Since the late 1960s the Internet has grown from a single experimental network serving a dozen sites in the United States to a network of networks linking millions of computers worldwide. In Inventing the Internet, Janet Abbate recounts the key players and technologies that allowed the Internet to develop; but her main focus is always on the social and cultural factors that influenced the Internet's design and use.

The Future of Narrative in Cyberspace

Stories define how we think, play, and understand our lives. In this comprehensive and readable book—already a classic statement of the aesthetics of digital media, acclaimed by practitioners and theorists alike—Janet Murray shows how the computer is reshaping the stories we live by.

Cautionary Tales and Ethical Dilemmas in Computing

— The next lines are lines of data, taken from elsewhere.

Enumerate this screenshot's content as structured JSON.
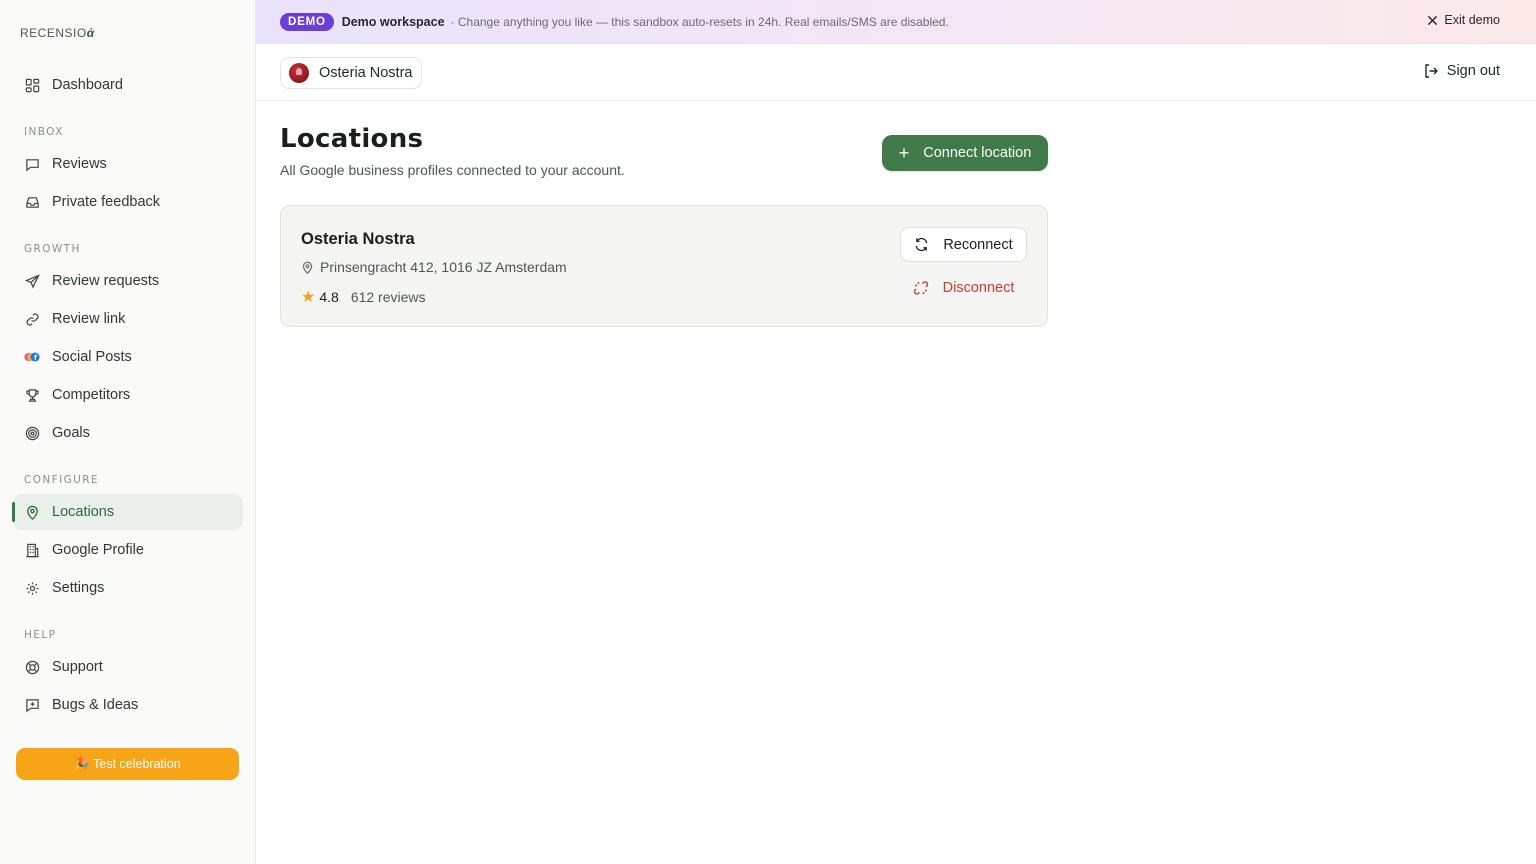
{
  "app": {
    "logo_text": "RECENSIO",
    "logo_mark": "ά"
  },
  "sidebar": {
    "dashboard": "Dashboard",
    "sections": {
      "inbox": "INBOX",
      "growth": "GROWTH",
      "configure": "CONFIGURE",
      "help": "HELP"
    },
    "items": {
      "reviews": "Reviews",
      "private_feedback": "Private feedback",
      "review_requests": "Review requests",
      "review_link": "Review link",
      "social_posts": "Social Posts",
      "competitors": "Competitors",
      "goals": "Goals",
      "locations": "Locations",
      "google_profile": "Google Profile",
      "settings": "Settings",
      "support": "Support",
      "bugs_ideas": "Bugs & Ideas"
    },
    "active_item": "locations",
    "celebration_button": "🎉 Test celebration"
  },
  "banner": {
    "badge": "DEMO",
    "title": "Demo workspace",
    "message": "· Change anything you like — this sandbox auto-resets in 24h. Real emails/SMS are disabled.",
    "exit_label": "Exit demo"
  },
  "topbar": {
    "location_name": "Osteria Nostra",
    "signout_label": "Sign out"
  },
  "main": {
    "title": "Locations",
    "subtitle": "All Google business profiles connected to your account.",
    "connect_button": "Connect location",
    "locations": [
      {
        "name": "Osteria Nostra",
        "address": "Prinsengracht 412, 1016 JZ Amsterdam",
        "rating": "4.8",
        "reviews": "612 reviews",
        "reconnect_label": "Reconnect",
        "disconnect_label": "Disconnect"
      }
    ]
  },
  "colors": {
    "accent": "#3f7a48",
    "demo_badge": "#6b3fd6",
    "celebration": "#f7a416",
    "danger": "#d23a2f",
    "star": "#f3a417"
  }
}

For anyone interested in the issues arising from computer malfunctions and, more perniciously, from misuse, this new edition of Computer Ethics is right on the mark. Widely acclaimed for its readability and its balanced and authoritative coverage, Computer Ethics has been thoroughly revised and updated with new anecdotes, new revelations, and lively discussion of the ethical, social, and professional issues arising from the computer revolution, such as computer crime, software theft, hacking, viruses, and the invasion of privacy.

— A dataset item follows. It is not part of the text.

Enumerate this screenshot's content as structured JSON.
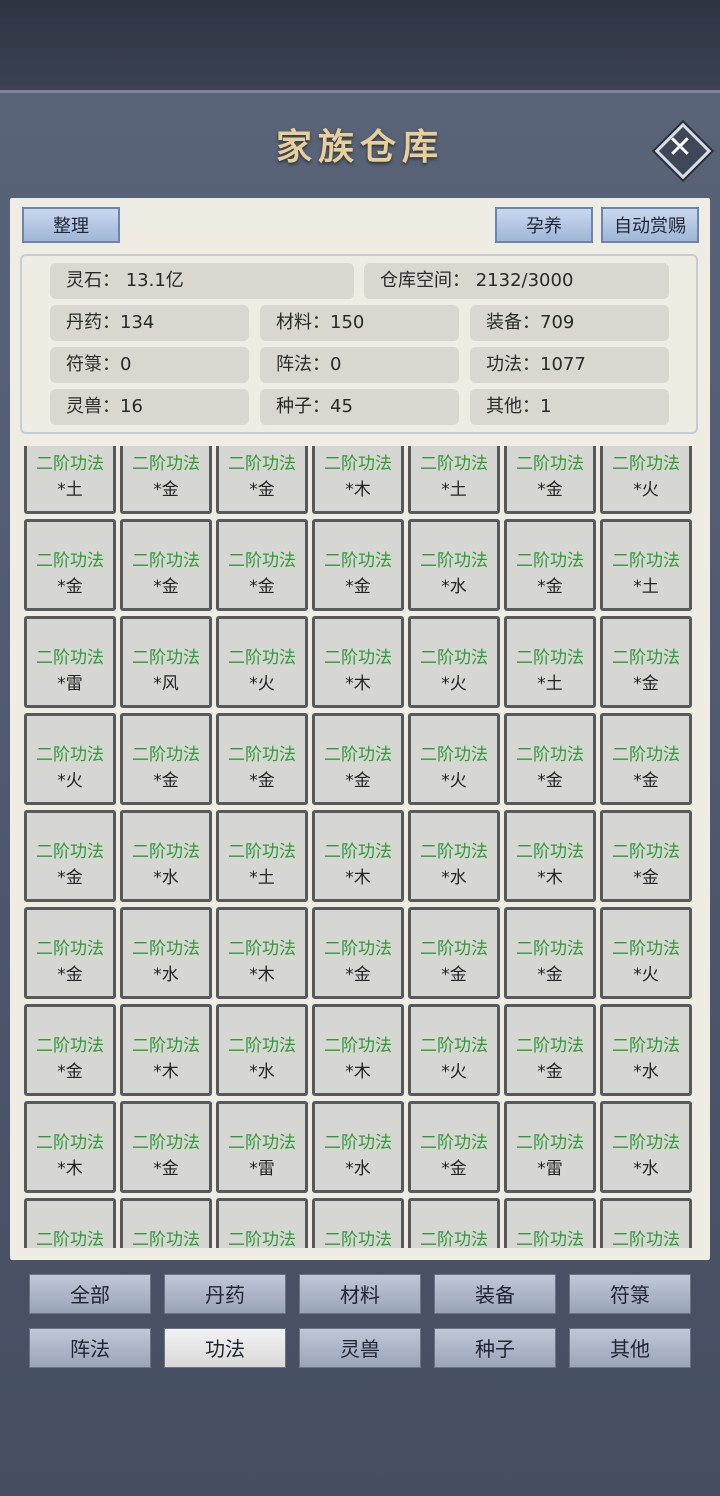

Critical Making and Social Media
Edited by Matt Ratto and Megan Boler

Today, DIY--do-it-yourself--describes more than self-taught carpentry. Social media enables DIY citizens to organize and protest in new ways (as in Egypt’s “Twitter revolution” of 2011) and to repurpose corporate content (or create new user-generated content) in order to offer political counternarratives. This book examines the usefulness and limits of DIY citizenship, exploring the diverse forms of political participation and “critical making” that have emerged in recent years.